*ACTIVITY*
Set the pictures aside and set down only the lines from the line holding "Serialize everything readable" through the end of the entries below, ends included.
━━━ DATA RECORDS
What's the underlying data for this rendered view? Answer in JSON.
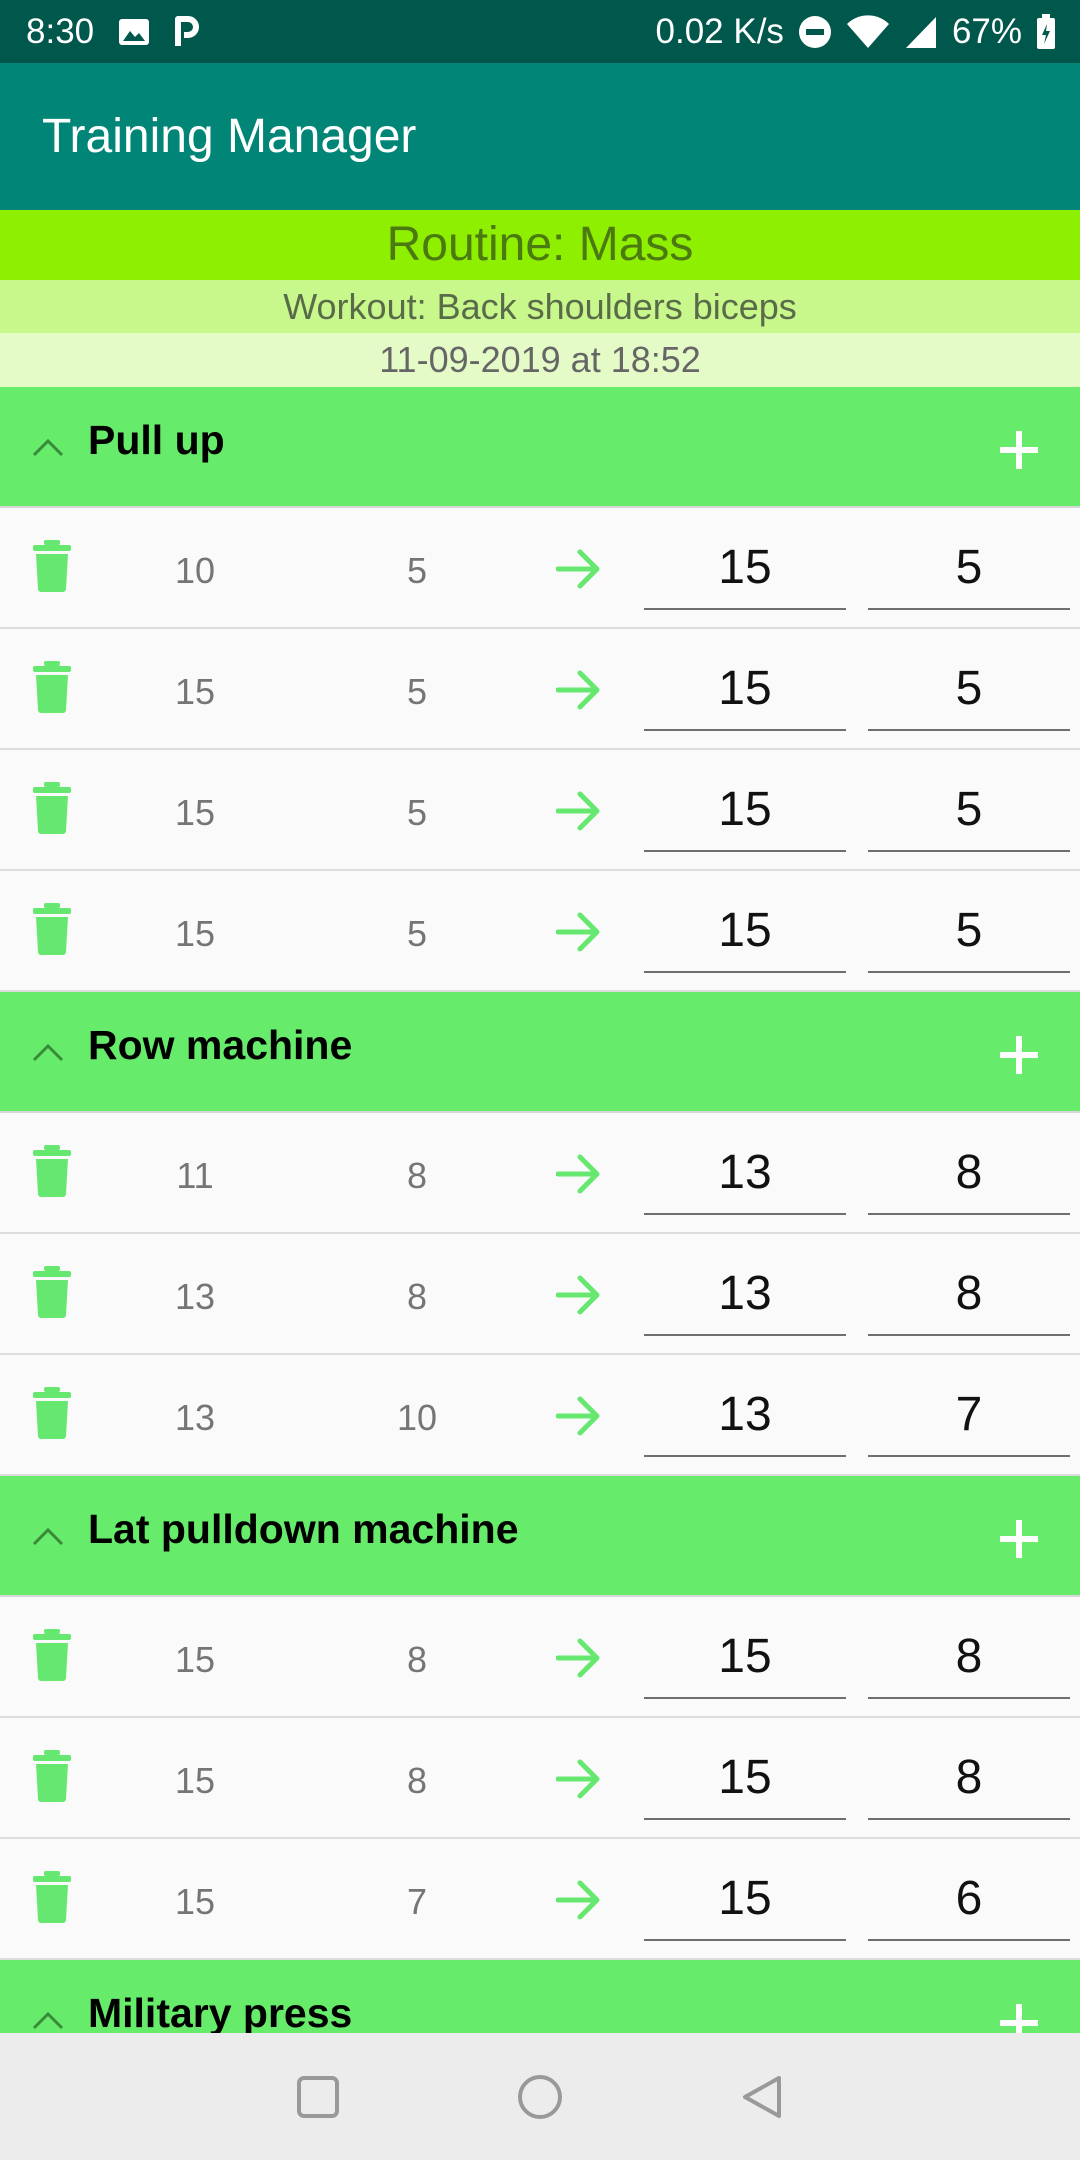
{
  "status_bar": {
    "time": "8:30",
    "speed": "0.02 K/s",
    "battery": "67%",
    "icons_left": [
      "image-icon",
      "parking-icon"
    ],
    "icons_right": [
      "dnd-icon",
      "wifi-icon",
      "signal-icon",
      "battery-icon"
    ]
  },
  "app": {
    "title": "Training Manager"
  },
  "routine": "Routine: Mass",
  "workout": "Workout: Back shoulders biceps",
  "date": "11-09-2019 at 18:52",
  "colors": {
    "header_green": "#66eb6a",
    "accent_green": "#66e870",
    "appbar": "#008577",
    "statusbar": "#00574b"
  },
  "exercises": [
    {
      "name": "Pull up",
      "sets": [
        {
          "prev_weight": "10",
          "prev_reps": "5",
          "weight": "15",
          "reps": "5"
        },
        {
          "prev_weight": "15",
          "prev_reps": "5",
          "weight": "15",
          "reps": "5"
        },
        {
          "prev_weight": "15",
          "prev_reps": "5",
          "weight": "15",
          "reps": "5"
        },
        {
          "prev_weight": "15",
          "prev_reps": "5",
          "weight": "15",
          "reps": "5"
        }
      ]
    },
    {
      "name": "Row machine",
      "sets": [
        {
          "prev_weight": "11",
          "prev_reps": "8",
          "weight": "13",
          "reps": "8"
        },
        {
          "prev_weight": "13",
          "prev_reps": "8",
          "weight": "13",
          "reps": "8"
        },
        {
          "prev_weight": "13",
          "prev_reps": "10",
          "weight": "13",
          "reps": "7"
        }
      ]
    },
    {
      "name": "Lat pulldown machine",
      "sets": [
        {
          "prev_weight": "15",
          "prev_reps": "8",
          "weight": "15",
          "reps": "8"
        },
        {
          "prev_weight": "15",
          "prev_reps": "8",
          "weight": "15",
          "reps": "8"
        },
        {
          "prev_weight": "15",
          "prev_reps": "7",
          "weight": "15",
          "reps": "6"
        }
      ]
    },
    {
      "name": "Military press",
      "sets": []
    }
  ]
}
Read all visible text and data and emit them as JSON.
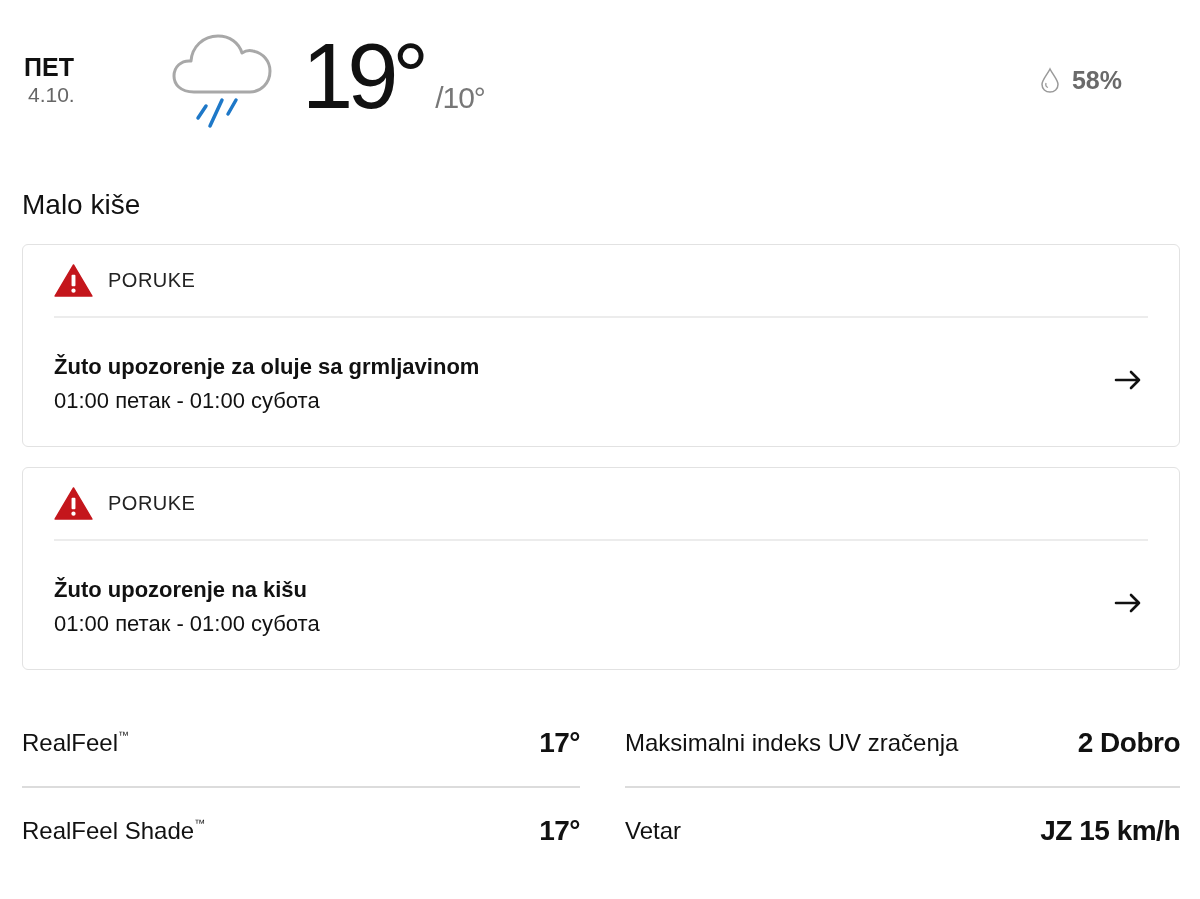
{
  "day": {
    "name": "ПЕТ",
    "date": "4.10."
  },
  "current": {
    "temperature": "19°",
    "low": "/10°",
    "humidity": "58%"
  },
  "condition": "Malo kiše",
  "alerts": [
    {
      "category": "PORUKE",
      "title": "Žuto upozorenje za oluje sa grmljavinom",
      "period": "01:00 петак - 01:00 субота"
    },
    {
      "category": "PORUKE",
      "title": "Žuto upozorenje na kišu",
      "period": "01:00 петак - 01:00 субота"
    }
  ],
  "detail_columns": [
    [
      {
        "label": "RealFeel$^{™}$",
        "value": "17°"
      },
      {
        "label": "RealFeel Shade$^{™}$",
        "value": "17°"
      }
    ],
    [
      {
        "label": "Maksimalni indeks UV zračenja",
        "value": "2 Dobro"
      },
      {
        "label": "Vetar",
        "value": "JZ 15 km/h"
      }
    ]
  ]
}
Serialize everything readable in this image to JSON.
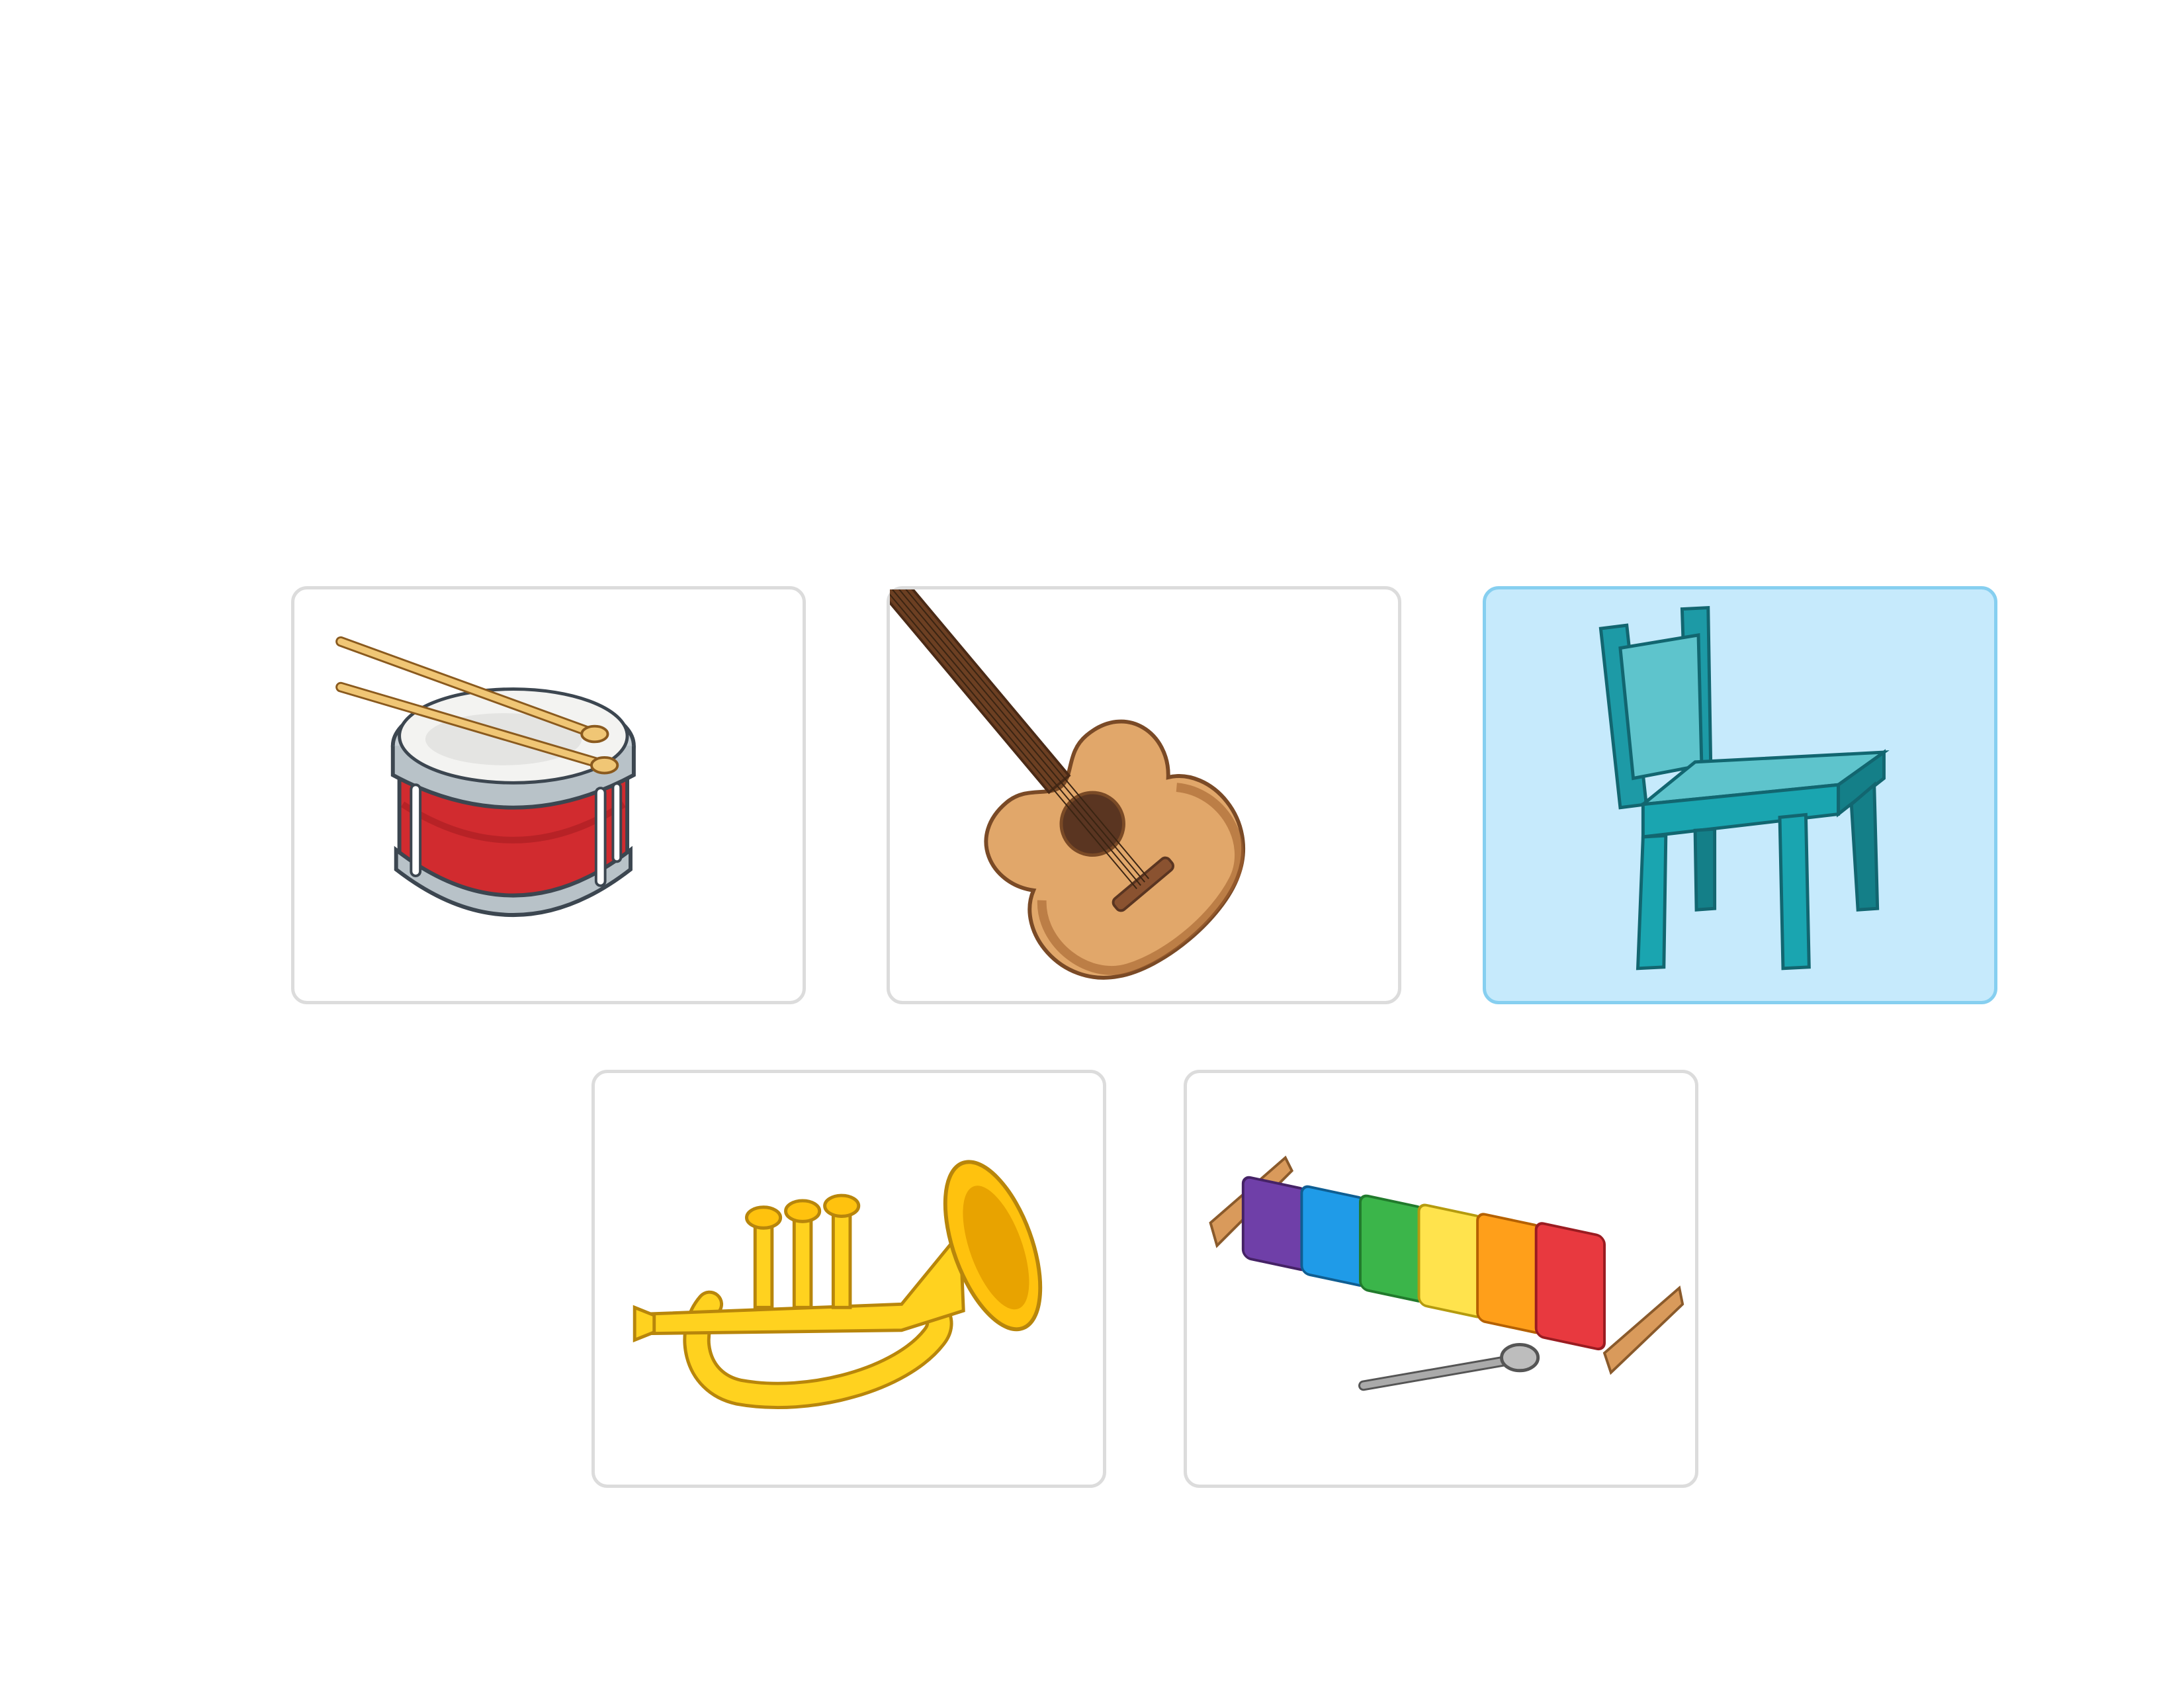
{
  "choices": [
    {
      "id": "drum",
      "icon": "drum-icon",
      "selected": false
    },
    {
      "id": "guitar",
      "icon": "guitar-icon",
      "selected": false
    },
    {
      "id": "chair",
      "icon": "chair-icon",
      "selected": true
    },
    {
      "id": "trumpet",
      "icon": "trumpet-icon",
      "selected": false
    },
    {
      "id": "xylophone",
      "icon": "xylophone-icon",
      "selected": false
    }
  ],
  "colors": {
    "card_border": "#dcdcdc",
    "selected_background": "#c6eafc",
    "selected_border": "#86cff0"
  }
}
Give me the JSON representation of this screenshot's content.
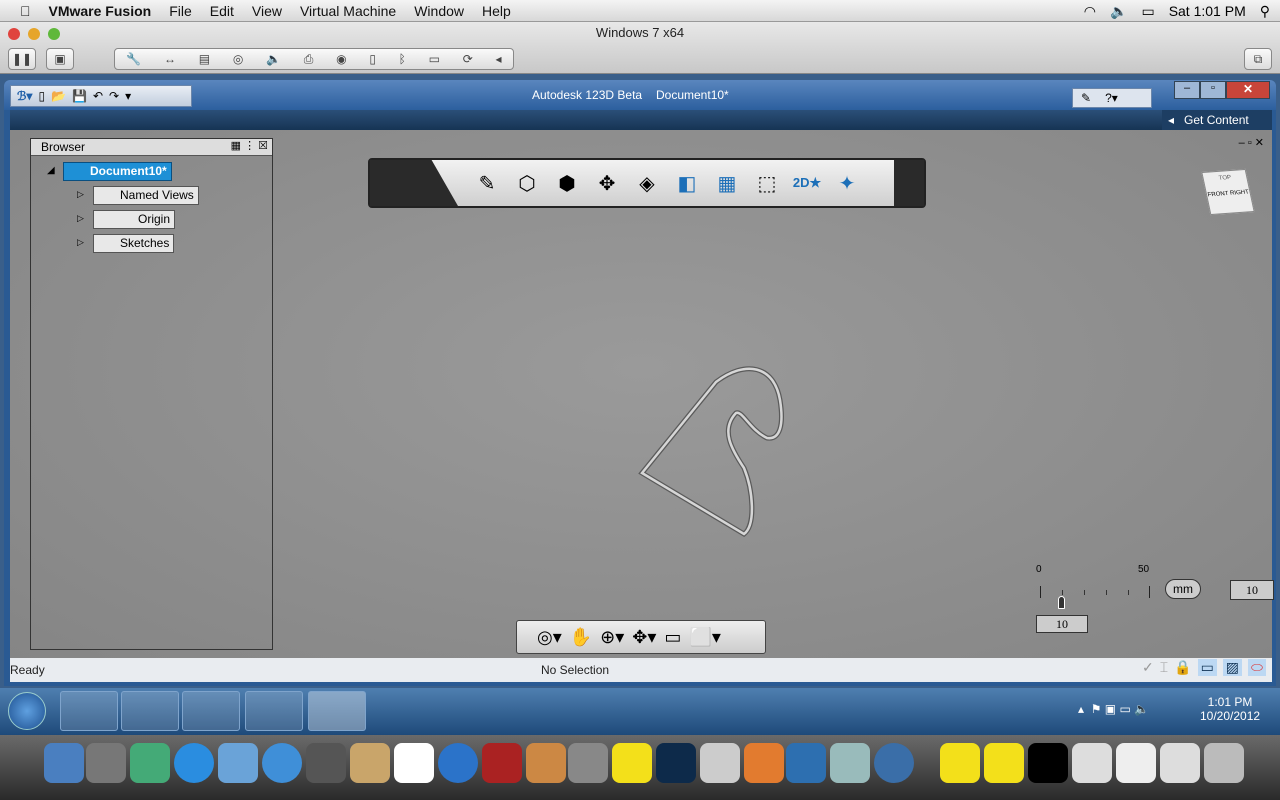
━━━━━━
*SOLVED PROBLEM*
Serialize everything readable in this image to JSON.
{
  "choices": [
    {
      "id": "drum",
      "icon": "drum-icon",
      "selected": false
    },
    {
      "id": "guitar",
      "icon": "guitar-icon",
      "selected": false
    },
    {
      "id": "chair",
      "icon": "chair-icon",
      "selected": true
    },
    {
      "id": "trumpet",
      "icon": "trumpet-icon",
      "selected": false
    },
    {
      "id": "xylophone",
      "icon": "xylophone-icon",
      "selected": false
    }
  ],
  "colors": {
    "card_border": "#dcdcdc",
    "selected_background": "#c6eafc",
    "selected_border": "#86cff0"
  }
}
Give me the JSON representation of this screenshot's content.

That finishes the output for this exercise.